## Task directions:
From the entries below, copy each line in which the word "LIKE" occurs.

*** Data section ***

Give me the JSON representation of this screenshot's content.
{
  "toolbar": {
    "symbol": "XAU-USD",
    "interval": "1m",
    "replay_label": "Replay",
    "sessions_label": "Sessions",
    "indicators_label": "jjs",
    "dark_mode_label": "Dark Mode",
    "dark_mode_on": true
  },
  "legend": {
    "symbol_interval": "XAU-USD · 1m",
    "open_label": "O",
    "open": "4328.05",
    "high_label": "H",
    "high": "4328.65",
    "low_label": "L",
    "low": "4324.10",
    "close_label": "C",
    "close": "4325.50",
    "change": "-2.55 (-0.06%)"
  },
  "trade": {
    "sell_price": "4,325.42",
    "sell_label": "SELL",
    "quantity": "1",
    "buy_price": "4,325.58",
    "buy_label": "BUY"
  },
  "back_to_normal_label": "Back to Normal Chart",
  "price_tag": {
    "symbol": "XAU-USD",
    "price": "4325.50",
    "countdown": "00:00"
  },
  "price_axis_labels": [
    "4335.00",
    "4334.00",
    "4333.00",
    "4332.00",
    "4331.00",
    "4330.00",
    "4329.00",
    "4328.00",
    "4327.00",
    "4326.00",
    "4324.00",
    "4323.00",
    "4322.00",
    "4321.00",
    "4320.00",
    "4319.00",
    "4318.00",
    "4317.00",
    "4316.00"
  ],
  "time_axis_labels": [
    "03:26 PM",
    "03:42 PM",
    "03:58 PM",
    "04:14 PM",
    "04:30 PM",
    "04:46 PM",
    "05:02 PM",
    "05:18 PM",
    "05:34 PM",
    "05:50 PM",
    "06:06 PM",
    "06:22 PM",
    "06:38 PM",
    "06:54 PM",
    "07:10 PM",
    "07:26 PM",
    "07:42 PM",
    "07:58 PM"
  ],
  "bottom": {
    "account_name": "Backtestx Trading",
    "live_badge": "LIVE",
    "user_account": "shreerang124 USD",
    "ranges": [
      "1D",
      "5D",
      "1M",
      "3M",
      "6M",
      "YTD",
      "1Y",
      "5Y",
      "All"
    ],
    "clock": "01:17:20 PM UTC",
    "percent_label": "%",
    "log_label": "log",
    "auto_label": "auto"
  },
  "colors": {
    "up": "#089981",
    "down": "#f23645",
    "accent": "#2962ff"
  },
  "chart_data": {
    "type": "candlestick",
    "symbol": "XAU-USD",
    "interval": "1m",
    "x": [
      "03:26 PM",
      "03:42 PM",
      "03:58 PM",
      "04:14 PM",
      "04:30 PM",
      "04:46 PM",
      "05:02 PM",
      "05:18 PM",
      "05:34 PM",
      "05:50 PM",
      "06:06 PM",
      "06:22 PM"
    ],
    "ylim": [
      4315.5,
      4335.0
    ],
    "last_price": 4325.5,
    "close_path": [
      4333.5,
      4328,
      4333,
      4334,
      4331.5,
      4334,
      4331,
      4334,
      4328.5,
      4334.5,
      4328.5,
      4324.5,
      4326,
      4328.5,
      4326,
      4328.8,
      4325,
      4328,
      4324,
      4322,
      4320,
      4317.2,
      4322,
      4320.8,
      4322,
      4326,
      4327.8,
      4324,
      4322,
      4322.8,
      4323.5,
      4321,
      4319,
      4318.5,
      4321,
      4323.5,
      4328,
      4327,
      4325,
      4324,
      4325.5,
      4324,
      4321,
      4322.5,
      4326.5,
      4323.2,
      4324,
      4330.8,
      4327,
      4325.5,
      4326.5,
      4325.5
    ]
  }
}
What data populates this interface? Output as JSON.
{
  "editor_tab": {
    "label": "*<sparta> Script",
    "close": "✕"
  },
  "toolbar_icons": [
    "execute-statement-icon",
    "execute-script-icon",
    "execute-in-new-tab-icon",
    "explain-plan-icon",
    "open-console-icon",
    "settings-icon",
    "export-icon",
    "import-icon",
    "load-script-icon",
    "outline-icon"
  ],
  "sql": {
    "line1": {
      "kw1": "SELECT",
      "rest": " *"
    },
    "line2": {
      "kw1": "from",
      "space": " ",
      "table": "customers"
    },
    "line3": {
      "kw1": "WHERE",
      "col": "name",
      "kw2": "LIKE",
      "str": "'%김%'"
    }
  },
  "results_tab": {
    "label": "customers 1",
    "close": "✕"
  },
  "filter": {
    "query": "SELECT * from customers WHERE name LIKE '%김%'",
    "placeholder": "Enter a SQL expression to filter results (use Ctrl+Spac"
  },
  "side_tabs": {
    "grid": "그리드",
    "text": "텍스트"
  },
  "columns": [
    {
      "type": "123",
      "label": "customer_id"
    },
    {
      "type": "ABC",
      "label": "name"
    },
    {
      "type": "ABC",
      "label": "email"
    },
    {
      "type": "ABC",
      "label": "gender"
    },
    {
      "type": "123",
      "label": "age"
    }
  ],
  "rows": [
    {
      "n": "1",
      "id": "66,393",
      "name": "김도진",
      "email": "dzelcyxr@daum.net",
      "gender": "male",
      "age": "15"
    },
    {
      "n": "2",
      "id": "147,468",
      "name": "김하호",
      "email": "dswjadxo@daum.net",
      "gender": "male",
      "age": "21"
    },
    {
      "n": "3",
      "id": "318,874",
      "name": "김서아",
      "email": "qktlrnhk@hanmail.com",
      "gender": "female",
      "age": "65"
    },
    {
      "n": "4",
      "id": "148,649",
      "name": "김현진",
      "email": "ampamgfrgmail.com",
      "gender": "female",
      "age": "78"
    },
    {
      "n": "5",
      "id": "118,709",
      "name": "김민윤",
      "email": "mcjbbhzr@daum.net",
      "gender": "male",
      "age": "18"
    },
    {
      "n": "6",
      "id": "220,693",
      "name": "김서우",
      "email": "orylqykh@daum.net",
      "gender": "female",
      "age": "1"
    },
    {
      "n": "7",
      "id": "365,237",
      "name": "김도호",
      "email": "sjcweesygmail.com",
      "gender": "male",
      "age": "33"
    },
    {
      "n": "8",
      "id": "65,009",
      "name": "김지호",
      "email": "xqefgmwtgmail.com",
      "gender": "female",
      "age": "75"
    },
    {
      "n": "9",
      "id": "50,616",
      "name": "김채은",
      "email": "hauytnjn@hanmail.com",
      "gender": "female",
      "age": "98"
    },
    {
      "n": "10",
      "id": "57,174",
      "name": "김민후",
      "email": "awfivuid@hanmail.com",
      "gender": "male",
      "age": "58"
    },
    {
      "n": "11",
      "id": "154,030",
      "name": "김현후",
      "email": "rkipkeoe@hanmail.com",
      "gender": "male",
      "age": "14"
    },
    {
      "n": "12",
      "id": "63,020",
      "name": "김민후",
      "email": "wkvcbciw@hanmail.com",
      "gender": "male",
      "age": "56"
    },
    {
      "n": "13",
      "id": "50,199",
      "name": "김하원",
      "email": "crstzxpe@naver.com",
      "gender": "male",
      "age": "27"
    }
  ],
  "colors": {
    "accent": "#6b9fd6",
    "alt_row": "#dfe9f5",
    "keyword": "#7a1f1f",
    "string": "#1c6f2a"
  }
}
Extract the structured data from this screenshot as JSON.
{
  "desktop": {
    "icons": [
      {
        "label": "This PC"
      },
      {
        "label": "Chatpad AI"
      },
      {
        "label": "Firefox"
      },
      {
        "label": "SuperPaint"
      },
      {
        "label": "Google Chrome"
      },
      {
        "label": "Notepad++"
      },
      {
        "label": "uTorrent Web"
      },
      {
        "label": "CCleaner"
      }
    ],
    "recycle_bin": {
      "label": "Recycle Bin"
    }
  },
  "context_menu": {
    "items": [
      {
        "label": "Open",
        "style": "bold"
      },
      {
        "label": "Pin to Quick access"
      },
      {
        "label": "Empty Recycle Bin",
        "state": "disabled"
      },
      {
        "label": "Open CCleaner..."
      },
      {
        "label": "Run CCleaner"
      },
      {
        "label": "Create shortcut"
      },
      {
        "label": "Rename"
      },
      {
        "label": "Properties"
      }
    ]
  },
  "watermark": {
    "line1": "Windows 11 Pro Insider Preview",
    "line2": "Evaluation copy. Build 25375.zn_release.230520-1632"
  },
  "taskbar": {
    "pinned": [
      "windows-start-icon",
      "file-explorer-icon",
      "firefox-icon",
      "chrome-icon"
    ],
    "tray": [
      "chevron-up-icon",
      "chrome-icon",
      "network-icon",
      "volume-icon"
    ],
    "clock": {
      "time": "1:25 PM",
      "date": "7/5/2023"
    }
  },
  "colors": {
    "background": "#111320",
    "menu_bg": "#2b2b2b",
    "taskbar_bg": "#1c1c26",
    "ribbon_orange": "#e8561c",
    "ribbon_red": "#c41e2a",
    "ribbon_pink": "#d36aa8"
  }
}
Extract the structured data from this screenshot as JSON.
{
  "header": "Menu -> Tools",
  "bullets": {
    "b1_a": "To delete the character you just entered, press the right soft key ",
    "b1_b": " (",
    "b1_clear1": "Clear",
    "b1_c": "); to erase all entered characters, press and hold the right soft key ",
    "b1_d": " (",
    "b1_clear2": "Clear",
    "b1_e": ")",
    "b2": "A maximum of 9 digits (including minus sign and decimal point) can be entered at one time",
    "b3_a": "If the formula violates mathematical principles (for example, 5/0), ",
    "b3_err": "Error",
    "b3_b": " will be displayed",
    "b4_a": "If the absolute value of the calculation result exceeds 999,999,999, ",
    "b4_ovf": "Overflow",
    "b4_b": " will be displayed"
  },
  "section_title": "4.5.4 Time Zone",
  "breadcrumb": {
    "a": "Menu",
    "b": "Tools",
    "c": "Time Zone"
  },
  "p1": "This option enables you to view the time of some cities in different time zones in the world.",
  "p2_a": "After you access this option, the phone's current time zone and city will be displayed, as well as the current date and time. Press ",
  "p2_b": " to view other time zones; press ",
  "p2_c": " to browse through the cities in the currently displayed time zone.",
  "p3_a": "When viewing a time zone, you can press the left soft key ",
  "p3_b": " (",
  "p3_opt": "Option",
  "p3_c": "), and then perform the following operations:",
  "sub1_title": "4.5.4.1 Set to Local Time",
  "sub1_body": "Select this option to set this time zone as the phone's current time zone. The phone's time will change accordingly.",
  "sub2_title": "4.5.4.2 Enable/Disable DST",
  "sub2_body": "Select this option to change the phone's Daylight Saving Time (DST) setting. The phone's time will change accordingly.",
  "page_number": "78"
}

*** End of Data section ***

## Exercise answer:
      "kw2": "LIKE",
    "query": "SELECT * from customers WHERE name LIKE '%김%'",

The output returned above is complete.